Using chain s for resistance will put a lot of demand on your core and leave the shoulders burning.
Start out in a push-up position with a chain connected to a dip belt at your waist. Cross the back hand over the front hand whilst stepping sideways with your lead foot, be sure to change directions.
Keep the whole body neutral by looking down, resist the urge to move your neck.
Exercise 4: Cross Carry
2 – 3 sets of 20 – 30 steps per side.
This is a farmer’s carry taken to the next level. This movement promotes core strength via anti-extension and anti-flexion, this is also great as it is performed standing, this is also how core muscles are used naturally.
Start by holding a kettlebell in each hand, one should be 2-3 times lighter than the other. Push the lighter one above your head in the bottoms-up position, the heavier one should be held at your side like you would hold a suitcase. Walk forwards whilst maintaining an upright position, after 20 – 30 steps swap the kettlebells around and walk back holding the lighter kettlebell in your other hand above your head.
Walk normally trying not to lean one way or the other so as to keep a vertical spine.
Exercise 5: Sliding Inchworm
2 – 3 sets of 8 – 10 reps.
A reverse crunch variation with a walk out, this combo will work the entire anterior core which includes the upper and lower abs, this will also blast your shoulders whilst crawling too.
Start in a push-up position with your feet on something able to glide along the floor. Push your hips to the ceiling, pulling your toes to your hands. Once the hips are up as high as they can go without changing spine alignment or placing too much tension on your hamstrings, walk your hands out to return to the starting position. Add a push-up at the bottom to make it harder.

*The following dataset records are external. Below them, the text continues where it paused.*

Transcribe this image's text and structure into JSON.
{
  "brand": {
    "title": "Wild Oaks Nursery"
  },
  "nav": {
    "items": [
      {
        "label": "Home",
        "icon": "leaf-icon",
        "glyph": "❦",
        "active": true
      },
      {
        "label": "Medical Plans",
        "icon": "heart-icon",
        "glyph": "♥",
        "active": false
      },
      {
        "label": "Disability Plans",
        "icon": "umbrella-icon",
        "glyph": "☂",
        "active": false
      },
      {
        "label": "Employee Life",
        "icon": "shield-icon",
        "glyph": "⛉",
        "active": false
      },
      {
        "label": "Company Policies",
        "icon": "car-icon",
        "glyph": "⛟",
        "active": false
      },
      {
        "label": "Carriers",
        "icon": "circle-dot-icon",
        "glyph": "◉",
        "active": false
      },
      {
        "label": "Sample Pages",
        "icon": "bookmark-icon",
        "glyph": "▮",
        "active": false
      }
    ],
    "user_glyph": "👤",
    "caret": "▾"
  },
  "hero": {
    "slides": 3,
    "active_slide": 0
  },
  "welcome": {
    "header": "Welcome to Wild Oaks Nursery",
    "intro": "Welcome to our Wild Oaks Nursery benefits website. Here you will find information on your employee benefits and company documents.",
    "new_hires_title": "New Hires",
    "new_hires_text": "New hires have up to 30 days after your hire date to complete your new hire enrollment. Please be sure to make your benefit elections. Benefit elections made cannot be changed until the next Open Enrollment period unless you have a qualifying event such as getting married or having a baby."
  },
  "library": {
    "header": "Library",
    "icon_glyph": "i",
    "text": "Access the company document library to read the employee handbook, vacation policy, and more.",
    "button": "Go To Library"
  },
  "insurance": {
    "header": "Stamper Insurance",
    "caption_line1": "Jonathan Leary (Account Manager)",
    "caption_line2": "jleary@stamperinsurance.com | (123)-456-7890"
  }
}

To get the full effect of the reverse crunch, move your hips up by pushing your toes to the floor.
Exercise 6: Wide-Stance Rope Rotation
2 – 3 sets of 10 – 15 reps per side.
Any good core program would feel empty without some oblique work, this exercise improves overall core stability and really hits this area.
Stand to the side of a cable stack with your feet much wider set than your shoulder width and the rope attachment should be at shoulder height. Keep your arms straight and pull the rope across your body and return it under full control, the spine should remain vertical during this process.
Keep the hips as still as possible whilst doing this exercise, when you rotate the hips, the obliques are no longer doing the heavy lifting.
These are some of the best core exercises I have ever used when it comes to improving performance.